Monday night’s Village Board meeting included about 20 minutes of frustration felt by elected officials and audience members, as well as by the source of their emotion herself — former trustee Lisa Stone.
Stone got off to a rocky start when she didn’t step up to the podium when Village President Jeff Braiman invited residents to speak. When no one responded, he moved on to the next agenda item; moments later, Stone came forth to speak and insisted on making her remarks.
Following a brief argument with Stone, the board continued on with its agenda. Minutes later Stone, who waited near the podium, was invited to speak. (See video at right.)
Throughout her comments, which touched on her , the resignation of Buffalo Grove’s former village manager, discrepancies in the size of the , a disparity in the amount of water used from one of the village’s wells, the proximity of a bike path to the landfill, water contamination in Crestwood, and the use of Buffalo Grove's ZIP code by the Pekara well system in unincorporated Lake County, Braiman repeatedly asked her to get to the point.
Stone said she has spent about 16 hours each day for the past two years researching local water issues. Alongside a Lincolnshire resident, she has formed the Lake County Vernon Township Coalition for Safe Drinking Water, she said.
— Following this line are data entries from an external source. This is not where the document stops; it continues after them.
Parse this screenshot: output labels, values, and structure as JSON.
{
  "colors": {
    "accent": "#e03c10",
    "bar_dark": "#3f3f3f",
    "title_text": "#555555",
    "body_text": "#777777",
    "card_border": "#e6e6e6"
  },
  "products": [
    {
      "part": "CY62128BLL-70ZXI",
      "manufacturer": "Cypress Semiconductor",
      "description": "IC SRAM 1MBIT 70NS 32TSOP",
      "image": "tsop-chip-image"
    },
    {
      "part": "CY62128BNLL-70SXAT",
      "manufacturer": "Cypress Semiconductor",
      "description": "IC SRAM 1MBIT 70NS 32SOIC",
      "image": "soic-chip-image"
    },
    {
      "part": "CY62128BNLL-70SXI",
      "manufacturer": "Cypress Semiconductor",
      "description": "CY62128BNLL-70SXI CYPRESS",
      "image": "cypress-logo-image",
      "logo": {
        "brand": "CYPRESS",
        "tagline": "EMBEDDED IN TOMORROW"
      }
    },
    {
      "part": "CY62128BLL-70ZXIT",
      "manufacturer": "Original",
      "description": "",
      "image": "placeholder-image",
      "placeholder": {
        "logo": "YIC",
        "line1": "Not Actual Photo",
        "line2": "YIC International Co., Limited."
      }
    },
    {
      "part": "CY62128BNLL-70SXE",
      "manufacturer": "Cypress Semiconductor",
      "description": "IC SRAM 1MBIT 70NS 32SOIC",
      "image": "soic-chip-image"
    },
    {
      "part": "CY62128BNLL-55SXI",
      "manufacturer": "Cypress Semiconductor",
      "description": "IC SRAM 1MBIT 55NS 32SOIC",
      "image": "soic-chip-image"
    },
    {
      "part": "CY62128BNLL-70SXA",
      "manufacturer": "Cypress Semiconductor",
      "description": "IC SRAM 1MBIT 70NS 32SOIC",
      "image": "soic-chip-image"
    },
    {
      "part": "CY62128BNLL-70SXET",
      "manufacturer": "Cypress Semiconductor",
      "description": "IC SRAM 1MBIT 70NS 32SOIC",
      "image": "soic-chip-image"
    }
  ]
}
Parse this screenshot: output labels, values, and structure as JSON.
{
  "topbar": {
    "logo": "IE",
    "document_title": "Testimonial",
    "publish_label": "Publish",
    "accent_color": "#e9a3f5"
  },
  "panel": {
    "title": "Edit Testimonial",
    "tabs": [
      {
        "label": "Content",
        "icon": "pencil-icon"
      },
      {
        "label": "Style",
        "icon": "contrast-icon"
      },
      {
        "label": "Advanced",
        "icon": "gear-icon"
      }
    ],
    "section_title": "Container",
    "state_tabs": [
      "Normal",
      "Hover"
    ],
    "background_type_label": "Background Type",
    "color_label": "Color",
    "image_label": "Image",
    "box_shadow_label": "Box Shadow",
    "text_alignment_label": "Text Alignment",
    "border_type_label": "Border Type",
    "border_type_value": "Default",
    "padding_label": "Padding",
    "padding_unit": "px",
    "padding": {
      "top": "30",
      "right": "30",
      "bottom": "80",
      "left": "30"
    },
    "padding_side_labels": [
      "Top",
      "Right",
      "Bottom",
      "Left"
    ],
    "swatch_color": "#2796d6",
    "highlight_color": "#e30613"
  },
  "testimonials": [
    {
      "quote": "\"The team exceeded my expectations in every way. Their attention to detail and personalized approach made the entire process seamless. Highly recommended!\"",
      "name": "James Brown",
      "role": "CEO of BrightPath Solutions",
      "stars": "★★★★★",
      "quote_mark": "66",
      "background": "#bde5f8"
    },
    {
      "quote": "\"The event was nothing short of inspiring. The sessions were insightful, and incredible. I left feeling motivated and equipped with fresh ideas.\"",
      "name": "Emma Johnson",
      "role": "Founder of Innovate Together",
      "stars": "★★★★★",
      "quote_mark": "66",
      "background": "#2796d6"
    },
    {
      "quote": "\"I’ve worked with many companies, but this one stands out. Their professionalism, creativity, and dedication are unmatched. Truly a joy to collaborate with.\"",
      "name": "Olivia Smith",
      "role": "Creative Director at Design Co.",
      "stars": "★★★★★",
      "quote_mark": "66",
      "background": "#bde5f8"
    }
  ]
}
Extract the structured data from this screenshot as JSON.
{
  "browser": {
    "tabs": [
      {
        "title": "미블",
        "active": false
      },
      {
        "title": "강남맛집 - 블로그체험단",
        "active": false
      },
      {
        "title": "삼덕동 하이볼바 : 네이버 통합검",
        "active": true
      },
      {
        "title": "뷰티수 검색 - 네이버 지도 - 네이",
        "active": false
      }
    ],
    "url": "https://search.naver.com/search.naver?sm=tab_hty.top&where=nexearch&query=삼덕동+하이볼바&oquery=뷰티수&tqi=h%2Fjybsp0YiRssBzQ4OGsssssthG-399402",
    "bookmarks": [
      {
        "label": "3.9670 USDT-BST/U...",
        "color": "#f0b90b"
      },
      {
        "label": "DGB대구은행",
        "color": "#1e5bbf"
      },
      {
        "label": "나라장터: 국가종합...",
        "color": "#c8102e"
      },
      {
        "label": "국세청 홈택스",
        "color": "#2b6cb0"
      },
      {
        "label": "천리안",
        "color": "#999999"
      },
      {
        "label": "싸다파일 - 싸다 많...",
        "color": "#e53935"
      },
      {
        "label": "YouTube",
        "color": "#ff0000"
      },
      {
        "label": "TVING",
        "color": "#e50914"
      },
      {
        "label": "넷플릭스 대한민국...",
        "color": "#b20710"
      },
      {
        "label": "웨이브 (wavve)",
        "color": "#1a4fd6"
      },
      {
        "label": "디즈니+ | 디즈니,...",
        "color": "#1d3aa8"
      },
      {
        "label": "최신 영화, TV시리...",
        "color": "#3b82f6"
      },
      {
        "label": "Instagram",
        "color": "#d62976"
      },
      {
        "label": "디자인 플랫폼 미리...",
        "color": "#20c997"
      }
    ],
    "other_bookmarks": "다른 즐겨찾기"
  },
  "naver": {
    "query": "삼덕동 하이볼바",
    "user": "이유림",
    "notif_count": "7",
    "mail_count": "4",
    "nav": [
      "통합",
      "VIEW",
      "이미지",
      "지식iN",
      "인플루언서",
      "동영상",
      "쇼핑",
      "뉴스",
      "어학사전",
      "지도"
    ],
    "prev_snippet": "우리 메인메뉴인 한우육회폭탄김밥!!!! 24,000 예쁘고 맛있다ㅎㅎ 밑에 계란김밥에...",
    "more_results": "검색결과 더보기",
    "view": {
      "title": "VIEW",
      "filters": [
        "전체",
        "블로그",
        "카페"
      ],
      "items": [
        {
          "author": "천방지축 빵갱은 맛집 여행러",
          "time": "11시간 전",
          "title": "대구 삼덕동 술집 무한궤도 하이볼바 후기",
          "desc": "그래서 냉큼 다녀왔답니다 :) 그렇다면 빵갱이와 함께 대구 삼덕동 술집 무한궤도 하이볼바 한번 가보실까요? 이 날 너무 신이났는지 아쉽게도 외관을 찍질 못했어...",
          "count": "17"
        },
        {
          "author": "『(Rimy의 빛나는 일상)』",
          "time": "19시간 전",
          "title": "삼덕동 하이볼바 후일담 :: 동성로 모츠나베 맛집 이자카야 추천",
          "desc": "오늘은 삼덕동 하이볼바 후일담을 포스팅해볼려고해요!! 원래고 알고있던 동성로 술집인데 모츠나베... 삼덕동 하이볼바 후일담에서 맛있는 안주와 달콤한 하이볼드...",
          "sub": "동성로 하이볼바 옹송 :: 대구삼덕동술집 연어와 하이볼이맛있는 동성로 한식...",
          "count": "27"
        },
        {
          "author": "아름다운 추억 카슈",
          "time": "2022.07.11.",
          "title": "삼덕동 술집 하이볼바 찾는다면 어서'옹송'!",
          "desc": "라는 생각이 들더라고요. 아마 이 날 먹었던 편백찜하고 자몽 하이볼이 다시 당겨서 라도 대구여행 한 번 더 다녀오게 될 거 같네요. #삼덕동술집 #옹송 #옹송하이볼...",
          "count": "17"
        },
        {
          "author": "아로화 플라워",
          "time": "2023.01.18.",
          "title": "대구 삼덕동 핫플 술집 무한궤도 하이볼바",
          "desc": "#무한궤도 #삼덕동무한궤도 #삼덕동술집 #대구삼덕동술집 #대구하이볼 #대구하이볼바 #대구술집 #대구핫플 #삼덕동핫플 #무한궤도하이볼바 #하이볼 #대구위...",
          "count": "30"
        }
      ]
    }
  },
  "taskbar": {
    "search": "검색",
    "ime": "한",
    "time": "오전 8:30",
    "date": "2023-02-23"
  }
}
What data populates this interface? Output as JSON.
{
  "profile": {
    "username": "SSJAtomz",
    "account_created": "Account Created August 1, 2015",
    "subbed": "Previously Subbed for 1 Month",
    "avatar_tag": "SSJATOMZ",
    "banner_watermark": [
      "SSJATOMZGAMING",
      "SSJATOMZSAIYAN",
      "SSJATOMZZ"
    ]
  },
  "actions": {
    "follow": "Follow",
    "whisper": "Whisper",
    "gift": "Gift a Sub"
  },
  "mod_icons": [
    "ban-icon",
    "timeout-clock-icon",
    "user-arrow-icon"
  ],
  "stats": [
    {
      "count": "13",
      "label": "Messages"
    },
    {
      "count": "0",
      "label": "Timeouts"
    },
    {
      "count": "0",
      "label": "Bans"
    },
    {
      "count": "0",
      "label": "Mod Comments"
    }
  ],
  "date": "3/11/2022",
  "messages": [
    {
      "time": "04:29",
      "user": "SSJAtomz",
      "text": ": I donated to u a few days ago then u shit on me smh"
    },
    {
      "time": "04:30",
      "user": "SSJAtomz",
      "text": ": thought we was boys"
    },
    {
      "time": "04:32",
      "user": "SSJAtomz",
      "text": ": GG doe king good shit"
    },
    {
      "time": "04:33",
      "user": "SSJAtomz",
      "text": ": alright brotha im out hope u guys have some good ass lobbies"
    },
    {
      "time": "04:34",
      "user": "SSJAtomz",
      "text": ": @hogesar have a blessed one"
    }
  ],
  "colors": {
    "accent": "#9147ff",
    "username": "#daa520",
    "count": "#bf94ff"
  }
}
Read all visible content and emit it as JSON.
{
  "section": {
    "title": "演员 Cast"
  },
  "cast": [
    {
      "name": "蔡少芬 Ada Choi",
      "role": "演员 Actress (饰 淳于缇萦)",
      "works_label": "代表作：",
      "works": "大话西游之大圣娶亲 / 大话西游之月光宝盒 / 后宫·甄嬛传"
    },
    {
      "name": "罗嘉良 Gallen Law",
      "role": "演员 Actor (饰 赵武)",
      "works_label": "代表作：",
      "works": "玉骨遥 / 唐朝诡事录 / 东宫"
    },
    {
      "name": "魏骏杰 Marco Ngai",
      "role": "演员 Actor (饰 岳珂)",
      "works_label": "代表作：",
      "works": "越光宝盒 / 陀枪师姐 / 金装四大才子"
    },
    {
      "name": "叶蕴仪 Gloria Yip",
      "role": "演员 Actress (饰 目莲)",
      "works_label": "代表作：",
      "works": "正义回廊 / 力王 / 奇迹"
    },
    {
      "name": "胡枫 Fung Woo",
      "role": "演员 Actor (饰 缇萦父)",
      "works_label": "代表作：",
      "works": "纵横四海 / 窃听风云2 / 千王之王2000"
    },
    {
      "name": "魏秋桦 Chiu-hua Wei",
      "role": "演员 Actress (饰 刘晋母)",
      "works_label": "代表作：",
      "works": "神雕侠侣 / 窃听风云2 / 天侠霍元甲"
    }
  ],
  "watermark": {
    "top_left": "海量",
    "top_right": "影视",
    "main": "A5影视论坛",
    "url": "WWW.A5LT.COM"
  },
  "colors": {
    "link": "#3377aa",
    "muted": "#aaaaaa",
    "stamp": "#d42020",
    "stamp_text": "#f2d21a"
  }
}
“We believe there has been a gross violation of the Safe Drinking Water Act and the Clean Water Act for many, many, many years,” she said.
“You may actually say, ‘Citizen Stone, tell us more,’” she told Braiman.
While that's not exactly how it played out Monday night, she did receive additional time to address the board.
When the 10 minutes allotted for resident comments were up, Braiman granted her an additional two minutes. After she had spoken for a total of 15 minutes, he gave her 20 seconds to wrap up, followed by another 30 seconds.
“President Braiman, for your soul’s sake, let me finish,” Stone responded at one point. She later asked him to “embrace sometimes the health issues.”
“I hope I’m reaching someone here,” she said.
Some board members closed their eyes as Stone talked, while others appeared to hide smiles. When Braiman cut Stone off after about 20 minutes, calling for a five-minute break in the meeting, some audience members broke into applause. During the break, while onlookers wondered aloud what she was trying to accomplish, Stone left the meeting room.
She said later that police told her not to return to the meeting after the recess.
Asked Tuesday what she hoped to convey, Stone emailed the following to Buffalo Grove Patch:
The IEPA admitted that whether the Aptakisic Creek is a "losing" and/or recharging stream has never been studied, which means that is it unknown whether the Aptakisic Creek is recharging the water supply for many groundwater wells in the area, such as the Pekara community wells and other community, private, and/or any other wells supplying drinking water in the areas in very close proximity to major pollution sources or facilities including the Land & Lakes Landfill, the Hoffelder Landfill, the Lake County Public Works treating domestic and industrial wastewater for approximately 10 communities, which then discharges effluent directly into the recently listed impaired 303(d) Aptakisic Creek. The US EPA ECHO ICP Water Quality Report for the industrial wastewater facility above, states that the facility/outfall is NOT near a drinking water intake, though the Pekara wells actually share the same unusual address as the Industrial Wastewater Facility, 800 Krause Drive, BG 60089. There appears to be some confusion as the wells are actually extremely close to the 001 STP outfall listed on the NPDES Permit.
Further, the Aptakisic Creek appears to have been "overlooked" for decades and in some cases appears unseen or even mislabeled on various maps of Lake County Vernon Township as well as other vitally critical areas such as permits required to list nearest body of water etc. ... though the Aptakisic wasn't listed.
This must be studied given the information which has come to the attention of the Lake County Vernon Township Coalition for Safe Drinking Water. For critical reasons of safety, health and welfare and to insure safe drinking water, an inalienable right, as well as the protection of the Aptakisic Creek itself, the many questions, irregularities and misrepresentation raised by the many documents that have come to light, demand answers from the officials entrusted to protect all of us.